As a high school student, Rachna Reddy, Ph.D., gained valuable experience that she still uses today as a result of her involvement with the Community Foundation’s Youth Advisory Council (YAC).
Reddy became a member of YAC as a freshman at Port Huron Northern and was an active participant of the organization before graduating in 2008.
“It was a group where a lot of people were really passionate and motivating to be around,” Reddy said. “I learned just how important it is when you’re in a leadership position to be both encouraging and motivating to teach others.”
After high school, Reddy went on to study at Duke University and received a bachelor’s degree with a distinction in evolutionary anthropology in 2012. There, Reddy discovered her interest in research and working with animals through the university’s Lemur Center and was determined to get involved with the center however she could.
“I went to these meetings every week where all of these scientists would get together and just talk about their research,” Reddy said. “I learned about people who were studying all these interesting things I didn’t even realize were jobs and I ended up getting a position a few months later.”
During her junior year, she took the opportunity to do a field course at Kruger National Park in South Africa.

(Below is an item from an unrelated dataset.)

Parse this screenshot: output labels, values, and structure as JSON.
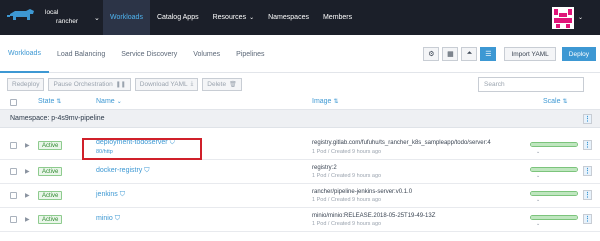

Reddy said that after a few months of working at the site she decided to continue pursuing that work.
“I got to go work with chimps while I was still in college, which is really unique I realize,” Reddy said. “It’s pretty magical to get to see the world like through the eyes of the species and when you’re with chimps there are a lot of ways that you can really do that.”
Reddy received her Ph.D. in anthropology from the University of Michigan in 2020 and is currently working on her Mind Brain Behavior postdoctoral fellow through Harvard University. She plans to continue her current research and is also writing a fictional, coming-of-age novel about chimpanzees.
“I’m trying to study chimps and bonobos, and trying to understand what we can learn about human mental health from studying them and the kinds of things that are emotionally challenging for them,” Reddy said. “Particularly, I’m focused on adolescent life period, but I study them at all ages.”
Through her involvement at YAC, Reddy has acquired many skills and gained experiences that have had long-term benefits for her. She uses these skills and experiences in her everyday life.
“A part of it that is really connected to me now is that we would review grants,” Reddy said. “That’s still a huge part of my life, writing grants.”
Reddy said it was an empowering experience and helped her learn about different perspectives and problem solve as a group. She encourages young adults to get involved in YAC and to gain the most from the experience, she suggests taking the time to listen.
“There are just so many problems in the world and they’re very difficult to solve, but I think the main way to do that is to just listen, learn, observe, and become as informed as you can,” Reddy said. “In doing that, you’ll start to learn about and come up with ideas about actions to take.”